What is acromegaly?

The clinical condition arising from excessive Growth hormone (GH) secretion in adults is called Acromegaly. GH secretion is characterized by blunting of pulsatile secretion and failure of GH to become undetectable during the 24 hour day, unlike normal individuals.

How common is it and what age group is affected?

  • Scientists estimate that about 3-4 out of every million people develop acromegaly each year.
  • 40 to 60 out of every million people suffer from the disease at any time.
  • Onset is insidious, therefore considerable delay between onset of clinical features & diagnosis
  • Most cases are diagnosed at 40 – 60 years.

Causes of Acromegaly

  • Pituitary adenomas (>99% of cases) Macroadenomas > Microadenomas
  • GHRH secretion
  • Hypothalamic secretion
  • Ectopic GHRH secretion e.g. Carcinoid tumors(pancreas, lung), Other neuroendocrine tumors
  • Ectopic GH secretion – Very rare
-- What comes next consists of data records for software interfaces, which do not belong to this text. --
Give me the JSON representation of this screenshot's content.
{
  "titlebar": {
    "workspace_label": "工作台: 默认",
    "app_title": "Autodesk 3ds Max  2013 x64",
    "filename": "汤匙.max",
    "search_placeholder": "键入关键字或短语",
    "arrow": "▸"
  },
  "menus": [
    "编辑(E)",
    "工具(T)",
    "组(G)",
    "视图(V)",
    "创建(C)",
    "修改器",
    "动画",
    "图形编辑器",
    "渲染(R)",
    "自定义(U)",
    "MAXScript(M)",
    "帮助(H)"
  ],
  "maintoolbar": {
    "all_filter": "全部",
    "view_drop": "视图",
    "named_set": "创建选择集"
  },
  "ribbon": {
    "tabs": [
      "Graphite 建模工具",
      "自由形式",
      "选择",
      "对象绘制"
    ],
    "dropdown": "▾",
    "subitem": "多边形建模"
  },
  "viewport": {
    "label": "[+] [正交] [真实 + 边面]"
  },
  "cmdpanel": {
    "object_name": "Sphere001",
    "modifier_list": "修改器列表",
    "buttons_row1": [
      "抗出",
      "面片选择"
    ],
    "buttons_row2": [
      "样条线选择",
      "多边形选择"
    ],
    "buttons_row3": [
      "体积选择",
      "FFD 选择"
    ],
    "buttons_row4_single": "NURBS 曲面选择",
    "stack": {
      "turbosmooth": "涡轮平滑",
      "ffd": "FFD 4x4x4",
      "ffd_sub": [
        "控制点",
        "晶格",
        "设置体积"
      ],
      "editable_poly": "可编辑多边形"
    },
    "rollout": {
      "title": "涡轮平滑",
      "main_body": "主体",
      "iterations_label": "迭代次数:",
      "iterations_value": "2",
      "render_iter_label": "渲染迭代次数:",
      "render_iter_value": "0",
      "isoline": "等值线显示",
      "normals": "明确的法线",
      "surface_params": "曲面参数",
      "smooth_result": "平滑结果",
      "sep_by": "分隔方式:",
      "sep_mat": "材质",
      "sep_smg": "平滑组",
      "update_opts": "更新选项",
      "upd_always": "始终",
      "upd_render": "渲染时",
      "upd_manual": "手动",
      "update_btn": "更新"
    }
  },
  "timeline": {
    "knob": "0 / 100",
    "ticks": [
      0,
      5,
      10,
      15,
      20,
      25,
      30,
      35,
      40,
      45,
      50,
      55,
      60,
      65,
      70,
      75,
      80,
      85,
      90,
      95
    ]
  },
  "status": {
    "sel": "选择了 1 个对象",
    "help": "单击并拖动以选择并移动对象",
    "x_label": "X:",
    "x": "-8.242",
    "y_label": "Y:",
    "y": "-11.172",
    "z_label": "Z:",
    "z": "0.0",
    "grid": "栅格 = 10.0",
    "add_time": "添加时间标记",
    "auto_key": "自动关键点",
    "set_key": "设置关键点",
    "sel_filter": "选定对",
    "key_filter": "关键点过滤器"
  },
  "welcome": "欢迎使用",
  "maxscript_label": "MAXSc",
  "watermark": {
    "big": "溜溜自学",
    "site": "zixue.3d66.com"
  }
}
Clinical features

  • Increased sweating
  • Headaches
  • Tiredness, lethargy
  • Joint pains
  • Change in ring or shoe size


  • Enlarged hands
  • Enlarged feet
  • Enlarged jaw (prognathism) and tongue
  • Thickening of the skin, skin tags
  • Easy fatigue
  • Excessive sweating
  • Limited joint mobility
  • Joint pain (hip pain, knee pain, ankle pain, foot pain, pain over the small joints of the foot, shoulder pain, elbow pain, wrist pain, hand pain, pain over the small joints of the hand, or pain in any other joint)
  • Carpal tunnel syndrome

Additional symptoms that may be associated with this disease

  • Weight gain (unintentional)
  • Hair, excessive on females

What are the investigations?

  • The level of growth hormone is high
    • A single value might be inconclusive. A GTT – GH is normally performed, where the patient is given 100gm of Glucose and blood samples are taken at baseline, I hour & 2 hourslater. We normally anticipate the Growth hormone levels to be below 2ng/ml when the sugar is high.
  • The level of IGF-1 (insulin-like growth factor 1) is high.
  • A spine X-ray shows abnormal bone growth.
  • A cranial MRI may show a pituitary tumor.


This disease may also alter the results of the following

  • Other pituitary function test
  • Serum calcium- high
  • High sugar

What are the treatment options?

  • Surgery
    • If there is a pituitary adenoma resposible fot the tumor resection of the tumor is the best available option.
    • Reported cure rates vary 40-91% for microadenomas & 10-48% for macroadenomas
  • Radiotherapy
    • Reserved for patients with unsuccessful surgical treatment.
    • Largest fall in GH occurs in the first two years.
    • With a starting GH>50mU/L it takes on an average 6 years to achieve mean GH < 5mU/L compared to 4 years with GH<50mU/L.
  • Medical management
  • Somatostatin analogues
    • Usual dose is 50-200mcg SC thrice daily
    • Depot preparations can be given every 14 to 28 days
    • Can be used as primary therapy, before surgery or when surgery or radiotherapy have failed
  • Dopamine agonists
    • Particularly useful when there is coexistent prolactin secreting tumors
  • GH receptor antagonists (pegvisomant)
    • Normalistion of IGF 1 levels have been documented
    • More data required on tumor shrinkage

This article is prepared along with Dr Menaka